The Tigers were apparently willing to trade Castellanos last season and found nothing of interest. As always, competition among interested parties is the key to maximizing trade return. If he is viewed as a designated hitter, interest in a trade could be limited. Still, he could be an important piece to a team looking to contend next season, and the Tigers have no reason to accept being lowballed.
...by signing him to a contract extension. With Victor Martinez retiring, the Tigers have a need for a designated hitter. Castellanos is not the only player qualified for a no-defense role, but he is arguably the player most in need of one. He could serve as the team’s primary DH, or split time with another player(s).
Here are some free agent comparisons for Nick Castellanos.
Free agent outfielders (2017- 2018 seasons)
|Lorenzo Cain||32||0.353||9.9||Signed 5 yrs x $ 16M|
|Justin Upton||31||0.363||8.4||Signed 6 yrs x 22.1M|
|Andrew McCutchen||32||0.353||6.3||Est 3 yrs x 15M|
|Michael Brantley||32||0.352||5.01||Est 3 yrs x 15M|
|Marwin Gonzalez||29||0.349||5.6||Est 4 yrs x 12M|
|Nick Castellanos||26||0.352||4.6||Est 1 yr x 11.6M|
|Josh Reddick||32||0.336||4.6||Signed 4 yrs x 13M|
Castellanos’ .352 wOBA is comparable to Cain, Brantley, McCutchen, and Gonzalez over the past two seasons. Those players have all posted a higher fWAR during that span. Castellanos tallied 4.6 fWAR, but he is also just 26 and has steadily improved at the plate each season.
Over 50outfielders have signed multi-year contracts for at least $13 million in annual salary. However, many were solid defenders with similar offensive output, and most were free agents. An extension that includes a year of team control would be discounted further. The vast majority of players opt to test the free agent market.
Victor Martinez had the highest annual salary given to a designated at $17 million for four years. Although the Tigers overpaid Victor coming off a second-place MVP finish in 2014, his value was exclusively at the plate. The next highest multi-year contracts given to DHs were Nelson Cruz and Travis Hafner, who both signed for $14.25 million per year. Whether Castellanos becomes a full-time DH or not, that’s probably how he should be compensated.
Tigers’ general manager Al Avila discussed a possible extension with MLB.com.
“It’s something we have to figure out: Will he be here when we’re ready to contend for the playoffs? That’s the big question,” Avila said. “If you could tell me in the next couple of years we’re going to be a team that’s going to the postseason, then it would be easy to answer that and keep Nick around. He’s a great hitter.
”Right now, we’re trying to assess how that could fit, if that could fit.

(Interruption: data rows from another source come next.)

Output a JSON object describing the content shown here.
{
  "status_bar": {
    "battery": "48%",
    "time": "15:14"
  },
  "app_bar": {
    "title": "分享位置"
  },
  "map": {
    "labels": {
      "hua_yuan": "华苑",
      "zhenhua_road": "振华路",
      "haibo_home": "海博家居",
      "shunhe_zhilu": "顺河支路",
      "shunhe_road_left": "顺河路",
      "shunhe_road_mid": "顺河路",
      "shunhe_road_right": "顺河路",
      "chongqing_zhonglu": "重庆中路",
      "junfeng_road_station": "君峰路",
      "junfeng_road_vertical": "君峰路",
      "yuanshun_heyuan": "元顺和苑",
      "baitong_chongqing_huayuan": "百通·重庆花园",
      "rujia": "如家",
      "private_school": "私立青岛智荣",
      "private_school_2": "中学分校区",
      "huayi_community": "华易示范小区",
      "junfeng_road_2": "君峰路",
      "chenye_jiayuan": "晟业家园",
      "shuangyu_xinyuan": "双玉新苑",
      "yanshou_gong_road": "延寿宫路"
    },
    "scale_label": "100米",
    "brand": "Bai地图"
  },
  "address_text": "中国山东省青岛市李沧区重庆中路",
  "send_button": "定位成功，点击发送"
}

I even had that conversation with Nick. It’s a work in progress right now. I can’t say that will happen this winter, though we aren’t ruling it out 100 percent. We would still have next year to look at that. That’s a question right now that’s hard to answer.”

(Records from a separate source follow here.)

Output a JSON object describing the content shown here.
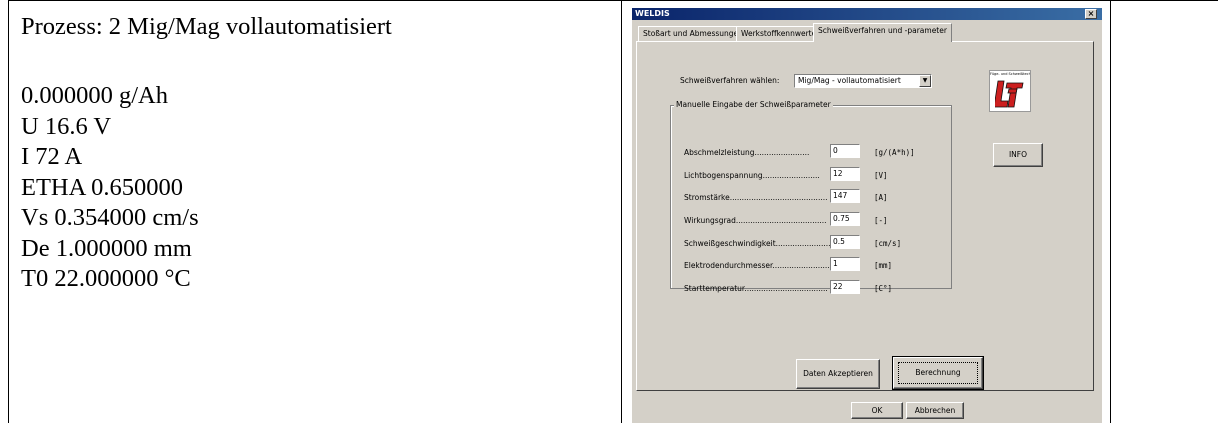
{
  "document": {
    "top_clipped_text": "Prozess: 2",
    "lines": [
      "Prozess: 2 Mig/Mag vollautomatisiert",
      "",
      "0.000000 g/Ah",
      "U 16.6 V",
      "I 72 A",
      "ETHA 0.650000",
      "Vs 0.354000 cm/s",
      "De 1.000000 mm",
      "T0 22.000000 °C"
    ]
  },
  "window": {
    "title": "WELDIS",
    "close_glyph": "×",
    "tabs": [
      {
        "label": "Stoßart und Abmessungen",
        "active": false
      },
      {
        "label": "Werkstoffkennwerte",
        "active": false
      },
      {
        "label": "Schweißverfahren und -parameter",
        "active": true
      }
    ],
    "process_label": "Schweißverfahren wählen:",
    "process_value": "Mig/Mag - vollautomatisiert",
    "combo_arrow": "▼",
    "group_title": "Manuelle Eingabe der Schweißparameter",
    "params": [
      {
        "label": "Abschmelzleistung.......................",
        "value": "0",
        "unit": "[g/(A*h)]"
      },
      {
        "label": "Lichtbogenspannung........................",
        "value": "12",
        "unit": "[V]"
      },
      {
        "label": "Stromstärke.........................................",
        "value": "147",
        "unit": "[A]"
      },
      {
        "label": "Wirkungsgrad......................................",
        "value": "0.75",
        "unit": "[-]"
      },
      {
        "label": "Schweißgeschwindigkeit........................",
        "value": "0.5",
        "unit": "[cm/s]"
      },
      {
        "label": "Elektrodendurchmesser...........................",
        "value": "1",
        "unit": "[mm]"
      },
      {
        "label": "Starttemperatur...................................",
        "value": "22",
        "unit": "[C°]"
      }
    ],
    "logo": {
      "caption": "Füge- und Schweißtechnik",
      "mark": "LFT",
      "color": "#cc1f1f"
    },
    "info_button": "INFO",
    "accept_button": "Daten Akzeptieren",
    "calc_button": "Berechnung",
    "ok_button": "OK",
    "cancel_button": "Abbrechen"
  }
}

Castellanos is one of few players that the Tigers have drafted and developed into a productive major league starting player. The club hasn’t signed a player under contract to an extension into his free agent years since Miguel Cabrera. What the Tigers do with Castellanos could signal how serious they are about winning, in the present or the future. Letting Castellanos walk, or dealing him for the kind of meager package that J.D. Martinez brought would not bring the Tigers any closer to putting a winning team on the field.

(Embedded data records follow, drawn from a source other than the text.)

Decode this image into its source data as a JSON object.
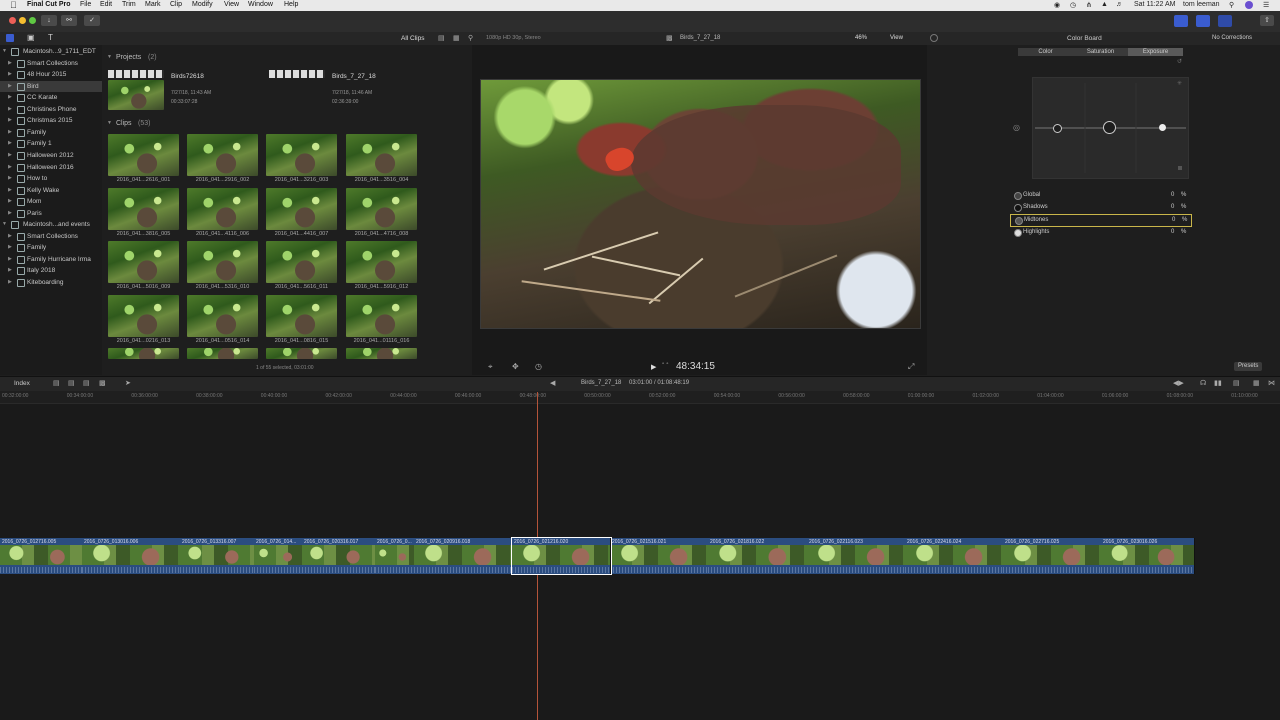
{
  "menubar": {
    "app": "Final Cut Pro",
    "items": [
      "File",
      "Edit",
      "Trim",
      "Mark",
      "Clip",
      "Modify",
      "View",
      "Window",
      "Help"
    ],
    "clock": "Sat 11:22 AM",
    "user": "tom leeman"
  },
  "browser_bar": {
    "filter": "All Clips"
  },
  "viewer_bar": {
    "format": "1080p HD 30p, Stereo",
    "project": "Birds_7_27_18",
    "zoom": "46%",
    "view": "View"
  },
  "inspector_bar": {
    "title": "Color Board",
    "corrections": "No Corrections"
  },
  "library": {
    "items": [
      {
        "label": "Macintosh...9_1711_EDT",
        "level": 0
      },
      {
        "label": "Smart Collections",
        "level": 1
      },
      {
        "label": "48 Hour 2015",
        "level": 1
      },
      {
        "label": "Bird",
        "level": 1,
        "selected": true
      },
      {
        "label": "CC Karate",
        "level": 1
      },
      {
        "label": "Christines Phone",
        "level": 1
      },
      {
        "label": "Christmas 2015",
        "level": 1
      },
      {
        "label": "Family",
        "level": 1
      },
      {
        "label": "Family 1",
        "level": 1
      },
      {
        "label": "Halloween 2012",
        "level": 1
      },
      {
        "label": "Halloween 2016",
        "level": 1
      },
      {
        "label": "How to",
        "level": 1
      },
      {
        "label": "Kelly Wake",
        "level": 1
      },
      {
        "label": "Mom",
        "level": 1
      },
      {
        "label": "Paris",
        "level": 1
      },
      {
        "label": "Macintosh...and events",
        "level": 0
      },
      {
        "label": "Smart Collections",
        "level": 1
      },
      {
        "label": "Family",
        "level": 1
      },
      {
        "label": "Family Hurricane Irma",
        "level": 1
      },
      {
        "label": "Italy 2018",
        "level": 1
      },
      {
        "label": "Kiteboarding",
        "level": 1
      }
    ]
  },
  "browser": {
    "projects_header": "Projects",
    "projects_count": "(2)",
    "projects": [
      {
        "name": "Birds72618",
        "date": "7/27/18, 11:43 AM",
        "duration": "00:33:07:28"
      },
      {
        "name": "Birds_7_27_18",
        "date": "7/27/18, 11:46 AM",
        "duration": "02:36:39:00"
      }
    ],
    "clips_header": "Clips",
    "clips_count": "(53)",
    "clips": [
      "2016_041...2616_001",
      "2016_041...2916_002",
      "2016_041...3216_003",
      "2016_041...3516_004",
      "2016_041...3816_005",
      "2016_041...4116_006",
      "2016_041...4416_007",
      "2016_041...4716_008",
      "2016_041...5016_009",
      "2016_041...5316_010",
      "2016_041...5616_011",
      "2016_041...5916_012",
      "2016_041...0216_013",
      "2016_041...0516_014",
      "2016_041...0816_015",
      "2016_041...01116_016"
    ],
    "status": "1 of 55 selected, 03:01:00"
  },
  "viewer": {
    "timecode": "48:34:15"
  },
  "color_board": {
    "tabs": [
      "Color",
      "Saturation",
      "Exposure"
    ],
    "active_tab": "Exposure",
    "rows": [
      {
        "name": "Global",
        "value": "0",
        "unit": "%"
      },
      {
        "name": "Shadows",
        "value": "0",
        "unit": "%"
      },
      {
        "name": "Midtones",
        "value": "0",
        "unit": "%",
        "selected": true
      },
      {
        "name": "Highlights",
        "value": "0",
        "unit": "%"
      }
    ],
    "presets": "Presets"
  },
  "timeline_bar": {
    "index": "Index",
    "project": "Birds_7_27_18",
    "position": "03:01:00 / 01:08:48:19"
  },
  "ruler": {
    "labels": [
      "00:32:00:00",
      "00:34:00:00",
      "00:36:00:00",
      "00:38:00:00",
      "00:40:00:00",
      "00:42:00:00",
      "00:44:00:00",
      "00:46:00:00",
      "00:48:00:00",
      "00:50:00:00",
      "00:52:00:00",
      "00:54:00:00",
      "00:56:00:00",
      "00:58:00:00",
      "01:00:00:00",
      "01:02:00:00",
      "01:04:00:00",
      "01:06:00:00",
      "01:08:00:00",
      "01:10:00:00"
    ]
  },
  "timeline": {
    "clips": [
      "2016_0726_012716.005",
      "2016_0726_013016.006",
      "2016_0726_013316.007",
      "2016_0726_014...",
      "2016_0726_020316.017",
      "2016_0726_0...",
      "2016_0726_020916.018",
      "2016_0726_021216.020",
      "2016_0726_021516.021",
      "2016_0726_021816.022",
      "2016_0726_022116.023",
      "2016_0726_022416.024",
      "2016_0726_022716.025",
      "2016_0726_023016.026"
    ]
  }
}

What should the Tigers do with Nick Castellanos?
This poll is closed
Sign him to a multi-year extension
Let him leave as a free agent after 2019
Trade him for whatever they can get
Trade him, but only for a great return